Dataset rows for apps and sites
■ ■ ■

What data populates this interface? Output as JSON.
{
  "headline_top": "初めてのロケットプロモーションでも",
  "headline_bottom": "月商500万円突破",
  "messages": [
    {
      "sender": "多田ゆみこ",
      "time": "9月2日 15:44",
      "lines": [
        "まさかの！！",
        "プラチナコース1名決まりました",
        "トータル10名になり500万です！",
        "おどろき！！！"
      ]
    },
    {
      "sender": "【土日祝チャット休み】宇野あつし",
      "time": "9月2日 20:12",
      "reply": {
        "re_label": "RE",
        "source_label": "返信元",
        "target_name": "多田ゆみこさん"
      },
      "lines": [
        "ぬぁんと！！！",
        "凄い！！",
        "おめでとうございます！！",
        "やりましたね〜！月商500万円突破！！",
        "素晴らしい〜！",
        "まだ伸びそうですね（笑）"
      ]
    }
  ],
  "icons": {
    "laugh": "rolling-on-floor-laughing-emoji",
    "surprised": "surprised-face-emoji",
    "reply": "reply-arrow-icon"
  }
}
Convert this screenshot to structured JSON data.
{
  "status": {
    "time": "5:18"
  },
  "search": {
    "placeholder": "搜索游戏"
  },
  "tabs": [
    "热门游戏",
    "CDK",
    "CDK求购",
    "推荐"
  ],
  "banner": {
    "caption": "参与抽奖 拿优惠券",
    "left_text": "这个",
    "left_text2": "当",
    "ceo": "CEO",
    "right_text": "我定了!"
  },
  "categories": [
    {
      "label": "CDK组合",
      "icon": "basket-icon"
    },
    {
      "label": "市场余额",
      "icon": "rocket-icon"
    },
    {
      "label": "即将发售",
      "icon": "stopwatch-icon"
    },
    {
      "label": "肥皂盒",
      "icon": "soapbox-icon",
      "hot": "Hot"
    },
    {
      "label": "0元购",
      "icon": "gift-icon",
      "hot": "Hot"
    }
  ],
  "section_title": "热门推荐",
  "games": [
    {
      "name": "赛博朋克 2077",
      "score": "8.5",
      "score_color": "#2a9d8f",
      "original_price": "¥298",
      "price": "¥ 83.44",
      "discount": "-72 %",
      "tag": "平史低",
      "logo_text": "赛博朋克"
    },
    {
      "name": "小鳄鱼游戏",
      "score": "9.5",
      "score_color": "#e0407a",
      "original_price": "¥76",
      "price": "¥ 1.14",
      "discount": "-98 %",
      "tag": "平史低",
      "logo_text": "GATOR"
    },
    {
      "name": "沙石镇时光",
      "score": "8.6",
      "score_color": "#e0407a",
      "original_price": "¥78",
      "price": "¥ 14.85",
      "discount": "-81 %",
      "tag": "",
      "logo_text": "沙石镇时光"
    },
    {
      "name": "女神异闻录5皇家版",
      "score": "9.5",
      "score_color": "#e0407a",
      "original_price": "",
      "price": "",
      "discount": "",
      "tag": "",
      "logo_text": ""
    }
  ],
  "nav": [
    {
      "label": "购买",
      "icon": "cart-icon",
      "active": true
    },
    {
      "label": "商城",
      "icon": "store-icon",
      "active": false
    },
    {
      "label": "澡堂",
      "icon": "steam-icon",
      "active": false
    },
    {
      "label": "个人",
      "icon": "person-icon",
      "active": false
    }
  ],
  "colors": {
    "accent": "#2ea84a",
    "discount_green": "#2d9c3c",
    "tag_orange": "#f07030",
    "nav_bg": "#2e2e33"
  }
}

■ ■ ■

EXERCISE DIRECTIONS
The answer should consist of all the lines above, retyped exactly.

ANSWER BELOW
What data populates this interface? Output as JSON.
{
  "headline_top": "初めてのロケットプロモーションでも",
  "headline_bottom": "月商500万円突破",
  "messages": [
    {
      "sender": "多田ゆみこ",
      "time": "9月2日 15:44",
      "lines": [
        "まさかの！！",
        "プラチナコース1名決まりました",
        "トータル10名になり500万です！",
        "おどろき！！！"
      ]
    },
    {
      "sender": "【土日祝チャット休み】宇野あつし",
      "time": "9月2日 20:12",
      "reply": {
        "re_label": "RE",
        "source_label": "返信元",
        "target_name": "多田ゆみこさん"
      },
      "lines": [
        "ぬぁんと！！！",
        "凄い！！",
        "おめでとうございます！！",
        "やりましたね〜！月商500万円突破！！",
        "素晴らしい〜！",
        "まだ伸びそうですね（笑）"
      ]
    }
  ],
  "icons": {
    "laugh": "rolling-on-floor-laughing-emoji",
    "surprised": "surprised-face-emoji",
    "reply": "reply-arrow-icon"
  }
}
Convert this screenshot to structured JSON data.
{
  "status": {
    "time": "5:18"
  },
  "search": {
    "placeholder": "搜索游戏"
  },
  "tabs": [
    "热门游戏",
    "CDK",
    "CDK求购",
    "推荐"
  ],
  "banner": {
    "caption": "参与抽奖 拿优惠券",
    "left_text": "这个",
    "left_text2": "当",
    "ceo": "CEO",
    "right_text": "我定了!"
  },
  "categories": [
    {
      "label": "CDK组合",
      "icon": "basket-icon"
    },
    {
      "label": "市场余额",
      "icon": "rocket-icon"
    },
    {
      "label": "即将发售",
      "icon": "stopwatch-icon"
    },
    {
      "label": "肥皂盒",
      "icon": "soapbox-icon",
      "hot": "Hot"
    },
    {
      "label": "0元购",
      "icon": "gift-icon",
      "hot": "Hot"
    }
  ],
  "section_title": "热门推荐",
  "games": [
    {
      "name": "赛博朋克 2077",
      "score": "8.5",
      "score_color": "#2a9d8f",
      "original_price": "¥298",
      "price": "¥ 83.44",
      "discount": "-72 %",
      "tag": "平史低",
      "logo_text": "赛博朋克"
    },
    {
      "name": "小鳄鱼游戏",
      "score": "9.5",
      "score_color": "#e0407a",
      "original_price": "¥76",
      "price": "¥ 1.14",
      "discount": "-98 %",
      "tag": "平史低",
      "logo_text": "GATOR"
    },
    {
      "name": "沙石镇时光",
      "score": "8.6",
      "score_color": "#e0407a",
      "original_price": "¥78",
      "price": "¥ 14.85",
      "discount": "-81 %",
      "tag": "",
      "logo_text": "沙石镇时光"
    },
    {
      "name": "女神异闻录5皇家版",
      "score": "9.5",
      "score_color": "#e0407a",
      "original_price": "",
      "price": "",
      "discount": "",
      "tag": "",
      "logo_text": ""
    }
  ],
  "nav": [
    {
      "label": "购买",
      "icon": "cart-icon",
      "active": true
    },
    {
      "label": "商城",
      "icon": "store-icon",
      "active": false
    },
    {
      "label": "澡堂",
      "icon": "steam-icon",
      "active": false
    },
    {
      "label": "个人",
      "icon": "person-icon",
      "active": false
    }
  ],
  "colors": {
    "accent": "#2ea84a",
    "discount_green": "#2d9c3c",
    "tag_orange": "#f07030",
    "nav_bg": "#2e2e33"
  }
}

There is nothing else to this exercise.